Registration Dossier

Environmental fate & pathways

Endpoint summary

Administrative data

Description of key information

Additional information

The Persulfate Category includes molecules with similar chemical structure and similar physico-chemical properties. Persulfates are inorganic compounds which differ only by the cationic part of the salt. The cationic part is not expected to influence the hazardous properties of the molecule. The anionic part is identical and, therefore, the three salts are expected to display the same environmental, ecotoxicological and toxicological behaviour.

Sources of environmental exposure

Releases of persulfates into the environment are expected to be low. In manufacturing processes risk minimization methods are installed to prevent persulfate discharges. Persulfate waste (solids or solutions) will be treated to decompose the material into innocuous metal sulfates or diluted to non hazardous levels. Practically, release to the environment is limited to consumer uses. Used product containers and residual persulfate solutions (waste) will either be diluted and sent to a wastewater treatment facility or sent into a domestic waste system. Under these conditions the product is expected to be dilute and to rapidly degrade into sulfate or bisulfate salts ubiquitous to the environment. Large quantities of persulfate waste materials are usually collected in appropriate containers and disposed of as hazardous waste.

Stability in water

Substances of the Persulfate Category are soluble in water and their vapour pressures are negligible. Upon contact with water or water vapour substances of the Persulfate Category hydrolyse into cation and persulfate anion. Hydrolysis is pH and temperature dependent. Decomposition rates increase with decreasing pH and increasing temperature. The persulfate anion, independent of the cation, undergoes further decomposition in normal water or acid conditions, readily oxidizing water to oxygen, producing sulphate and hydrogen ions. All final persulfate degradation products are ubiquitous to the environment. Hydrolysis is metal catalyzed, and rapid reactions with organic is also possible.

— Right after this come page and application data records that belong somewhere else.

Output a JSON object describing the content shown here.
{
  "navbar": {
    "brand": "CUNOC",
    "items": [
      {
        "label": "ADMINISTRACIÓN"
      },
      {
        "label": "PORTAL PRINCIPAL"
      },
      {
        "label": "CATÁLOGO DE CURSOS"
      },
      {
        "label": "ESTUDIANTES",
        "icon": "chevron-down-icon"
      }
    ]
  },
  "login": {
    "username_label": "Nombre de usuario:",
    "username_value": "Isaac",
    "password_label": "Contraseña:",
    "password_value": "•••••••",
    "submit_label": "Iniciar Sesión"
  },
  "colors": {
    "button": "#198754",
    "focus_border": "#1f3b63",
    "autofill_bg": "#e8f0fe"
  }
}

Biodegradation

Biodegradation is not applicable to substances of the Persulfate Category, as the substances are inorganic. Upon contact with water or water vapour substances of the Persulfate Category hydrolyse into cation and persulfate anion. Hydrolysis is pH and temperature dependent. Decomposition rates increase with decreasing pH and increasing temperature. The persulfate anion, independent of the cation, undergoes further decomposition in normal water or acid conditions, readily oxidizing water to oxygen, producing sulphate and hydrogen ions. All final persulfate degradation products are ubiquitous to the environment. Hydrolysis is metal catalyzed, and rapid reaction with organic matter is also possible.

Bioaccumulation

Persulfates are very soluble in water and are not expected to bioaccumulate in soil or aqueous solutions. Upon contact with water or water vapour substances of the Persulfate Category hydrolyse into cation and persulfate anion. Hydrolysis is pH and temperature dependent. Decomposition rates increase with decreasing pH and increasing temperature. The persulfate anion, independent of the cation, undergoes further decomposition in normal water or acid conditions, readily oxidizing water to oxygen, producing sulphate and hydrogen ions. All final persulfate degradation products are ubiquitous to the environment. Hydrolysis is metal catalyzed, and rapid reactions with organic is also possible. Experimental determination of a log Pow was waived, instead a default log Pow of -1 was assumed for risk assessment (EUSES v 2.1 default). Based on the low potential for bioaccumulation, experimental determination of the bioaccumulation factor (BCF) was waived.

Transport between environmental compartments

Substances of the Persulfate Category are inorganic salts sharing the same persulfate anion moiety. Performance of a test for adsorption/desorption was waived, based on physical chemical properties and hydrolysis behaviour. Persulfates are soluble in water and their vapour pressures are negligible. Thus, persulfates released into the environment are distributed into the water compartment in the ionic form of the cation and persulfate ion. The persulfate anion readily oxydises water to oxygen producing sulphate and hydrogen ions. Persulfates are not expected to sorb to soil due to their dissociation properties, instability (hydrolysis) and high water solubility. All persulfate degradation products are ubiquitous to the environment.